WASHINGTON – On Wednesday, US President Donald Trump will welcome Turkish President Tayyip Erdogan to the White House.
Just a month ago, Trump threatened to “destroy” the Turkish economy if Erdogan were to continue his campaign against the Kurds in northern Syria, but that now seems like water under the bridge. The president had since made it clear that Syria is not a top priority for him. “Let someone else fight over this long-bloodstained sand,” he said last month at the White House.
But with sanctions against Turkey looming in Congress, and strong bipartisan criticism about the Turkish offense in northern Syria, one might ask if this is the best time for Erdogan to visit Washington.
“Erdogan wants to signal that he remains in Trump’s good graces, that he was able to accomplish everything that we wanted to do vis-a-vis Syria and the Kurds while still being able to maintain a partnership with Trump,” Ned Price, a lecturer at Georgetown University’s School of Foreign Service and former spokesperson for the National Security Council under the Obama administration, told The Jerusalem Post.
“For Erdogan, it’s a win-win,” Price added. “He was able to accomplish his narrow goals in northern Syria, and he is able to show his constituents back at home that he is welcomed with open arms to the West Wing of the White House.”
Asked why Trump would invite Erdogan to Washington at this time, Piece said that “if he were to look at this solely through the lens of strategic American interests, welcoming Erdogan, especially at this time, is not the most logical thing to do. After all, Erdogan is the force behind the assault on one of our most effective partners on the ground in the region. The last time he was here, there was an assault on American reporters. There are still bitter memories of that. And with Congress still [discussing] both his Syria assaults, and more recently with the vote to condemn the Armenian genocide, now would not seem to be the right time to welcome Erdogan here.”
JONATHAN SCHANZER is senior vice president for research at FDD think tank in Washington. He told the Post that Erdogan is coming in a moment where his popularity in Washington is probably at its lowest.

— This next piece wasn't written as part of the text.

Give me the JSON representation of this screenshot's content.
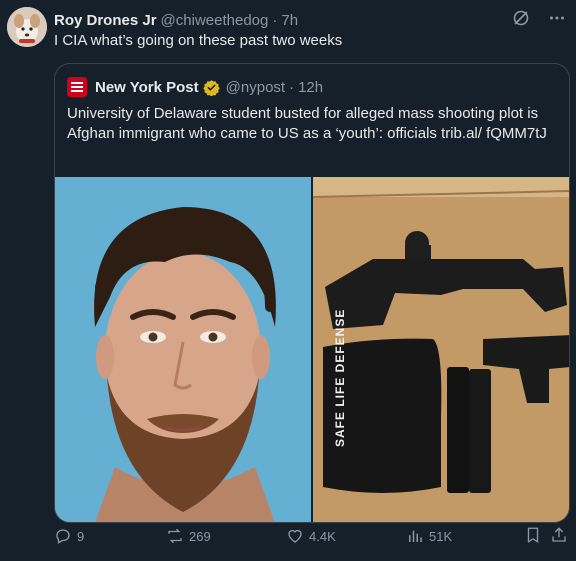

“All of the controversy surrounding Trump’s decision to leave Syria has put a spotlight on Turkey and its policies in Syria,” said Schanzer. “He’s not well-loved in this town right now. At best, Erdogan will walk away having scored an Oval Office visit, and it will help him at home, but there’s very little that he can do here right now to win over bipartisan support in light of everything that Turkey has been doing.”
He told the Post that with new sanctions being discussed in Congress, the Turkish president is now beginning to pay the price for his foreign policy.
“When one looks at Trump’s foreign policy, Turkey seems to be at odds with every core pillar of it,” Schanzer said. “Whether it’s enforcing sanctions on Iran, isolating Hamas, countering the Muslim Brotherhood, defeating ISIS, or blocking Iran from gaining access to new territory in the Middle East. Turkey appears to be undermining all of these things, and Trump continues to turn a blind eye. I think that the president wants to tell his base that he has made a good decision in Syria, and that it is playing out for the better, and so he is committed to perpetuating that narrative with Erdogan.”
Erdogan, he added, “has found a president that is willing to work with him despite those issues. And I think he’s fortunate that there isn’t someone else in the White House that might be more offended by some of his other policies.”
Erdogan is also expected to face a couple of protests: one in front of the White House, which will take place before the meeting, and another one on Massachusetts Avenue, after the meeting.
“Erdogan continues to enjoy veto over many areas of US policy long after he and the Turkish government have turned their back on the US on a whole range of issues,” Aram Hamparian, executive director of the Armenian National Committee of America (ANCA), who organize the protest, told the Post.
Asked why ANCA decided to organize the demonstration, Hamparian said that “Turkey long ago walked away from NATO, turned its back on the US and yet still expects to have a veto over US policy on issues, and that needs to end.”
He explained that “regional policies, support for allies, their policy on Greece, Cyprus, Israel, Armenia, their human rights record, the jailing of journalists – on all of these issues... Turkey cannot forsake every shared interest, every shared value that used to connect the two countries, and then still expect to dictate terms here in Washington.
“Erdogan is extremely open about the direction he’s taking his country. And I think every aspect of our political system here in America, especially here in Washington, has woken up to this fact. But the last holdout is the White House. We’re protesting to help bring that to an end.”